You can expect the flashier, explosive Usain St. Leo Bolt to garner more eyeballs than any other athlete at the ensuing IAAF World Championships in London. Indeed, it is unfair to subject anyone else to compare with the explosive sprinter but the world does not always follow logic and everyone will perhaps have to concede the limelight to the Jamaican.
Yet, at a time when Bolt has captivated generations of fans who admire the electric, explosive energy that he brings to the track, Sir Mohamed Mutar Jama Farah – or, simply, Mo Farah – has created an indelible legacy of his own. It is a tribute to his training, endurance, perseverance, mental strength and competitive quality that makes him a champion for fans across continents.
Back in the 1980s, British Athletics enjoyed a golden decade with the likes of Sebastian Coe, Daley Thompson, Steve Ovett, Steve Cram, Steve Backley, Tessa Sanderson and, to a certain extent, Linford Christie. But by winning four gold medals in two Olympic Games, Mo Farah has risen above them all. What’s more, two more gold medals beckon the highly decorated runner.
To be fair, both distance finals in London promise to be classics since a few younger claimants to the crown have surfaced. Ethiopia’s Muktar Edris, his teenaged compatriot Selemon Barega and Uganda’s Joshua Kiprui Cheptegi came up with the quickest 5000m race of the year in Lausanne to lay down the gauntlet.
Similarly, in the 10,000m, Mo Farah will have younger runners snapping at his heels. Ethiopians Abadi Hadis and Jemal Yimer have scripted slightly faster times in the 10,000m this year. And hard as he tried to match their times in Ostrava, he had to settle for the third fastest time of the year. Yet, anyone who knows distance running will tell you that he is the king of tactics.
Mo Farah controls the races almost as if he casts an enchanting spell on his competitors. They may come to the track with their own plans to stump him but those are of no avail. His opponents have tried to break him with early runs in a bid to drain his energy but he has always appeared to have enough reserve in his tank with a finishing burst that can be the desire and envy of others.
Indeed, Mo Farah’s legacy as this decade’s premier distance runner can be imposing. He may not be making any claims to being the greatest.
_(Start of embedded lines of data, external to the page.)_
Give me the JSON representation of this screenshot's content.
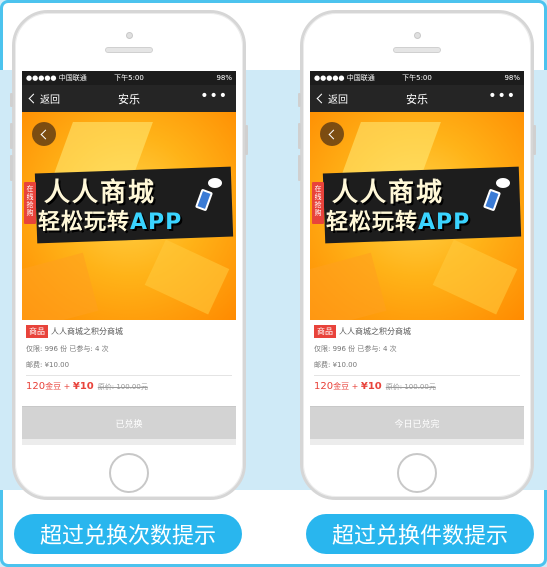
{
  "colors": {
    "accent_blue": "#29b6ee",
    "price_red": "#e8433b",
    "disabled_gray": "#d3d3d3",
    "banner_orange": "#ffb318"
  },
  "phones": [
    {
      "status": {
        "carrier": "●●●●● 中国联通",
        "time": "下午5:00",
        "battery": "98%"
      },
      "nav": {
        "back": "返回",
        "title": "安乐",
        "more": "•••"
      },
      "banner": {
        "tag": "在线抢购",
        "line1": "人人商城",
        "line2a": "轻松玩转",
        "line2b": "APP",
        "back_icon": "chevron-left-icon"
      },
      "product": {
        "badge": "商品",
        "name": "人人商城之积分商城",
        "limit": "仅限: 996 份 已参与: 4 次",
        "postage": "邮费: ¥10.00",
        "price_points": "120",
        "price_points_unit": "金豆",
        "price_plus": " + ",
        "price_cash": "¥10",
        "original_price": "原价: 100.00元"
      },
      "action": "已兑换"
    },
    {
      "status": {
        "carrier": "●●●●● 中国联通",
        "time": "下午5:00",
        "battery": "98%"
      },
      "nav": {
        "back": "返回",
        "title": "安乐",
        "more": "•••"
      },
      "banner": {
        "tag": "在线抢购",
        "line1": "人人商城",
        "line2a": "轻松玩转",
        "line2b": "APP",
        "back_icon": "chevron-left-icon"
      },
      "product": {
        "badge": "商品",
        "name": "人人商城之积分商城",
        "limit": "仅限: 996 份 已参与: 4 次",
        "postage": "邮费: ¥10.00",
        "price_points": "120",
        "price_points_unit": "金豆",
        "price_plus": " + ",
        "price_cash": "¥10",
        "original_price": "原价: 100.00元"
      },
      "action": "今日已兑完"
    }
  ],
  "captions": {
    "left": "超过兑换次数提示",
    "right": "超过兑换件数提示"
  }
}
But when you realise that Lasse Viren (Finland) was only one with a double-double at the Olympic Games before Mo Farah achieved it in London 2012 and Rio 2016, you will recognise him a someone really gifted.
Come to think of it, the 34-year-old Briton will have his own corner in the distance running Hall of Fame alongside legends like Emil Zatopek (Czechoslovakia as the Czech Republic was then known), Miruts Yifter and Haile Gebrselassie (Ethiopia), Said Ouita and Hicham El Guerrouj (Morocco).
Consider his record as a competitor: He was last beaten over either distance in a world-level race back in 2011. He was taken by surprise when a relatively unknown Ibrahim Jeilan (Ethiopia) overhauled him in the 25-lapper in the World Championships in Daegu. Since then, he has amassed five gold medals over the two distances at the World Championships and the Olympic Games.
Some clouds gathered, thanks to a leak by Russian hackers, Fancy Bears. There was a hint of scandal when the Federal Bureau of Investigation joined the probe the United States Anti-Doping Agency against his American coach Alberto Salazar. Yet, it does appear as if the Somalian-born has been unruffled and focused on his task as he heads towards retirement from track events.
“I can only control my legs and what I do and I know there are a lot of people who support me. It is just a small minority who think to become a success you must be doing something. I will never fail a drugs test. That is who I am. I believe in clean sports and I just have to enjoy what I do, keep smiling,” he said the Diamond League in London earlier this month.
The challenge of dealing with pressure when competing at home isn’t new, even if he has lived away from London for many years now. He had dealt with public glare and with fame as calmly as a champion would. He has perfected his skills the best he can and learnt to give it the best expression each time he has stepped on track at the world stage.
In the coming few days, we may well see him smiling all over again. If you answer to the call of Mo Farah, you may be able to achieve that preposterous thought of stealing a certain Usain St. Leo Bolt’s thunder. And, you will agree, that will have taken some doing. Another double, perhaps.
Updated Date: Aug 03, 2017 16:19 PM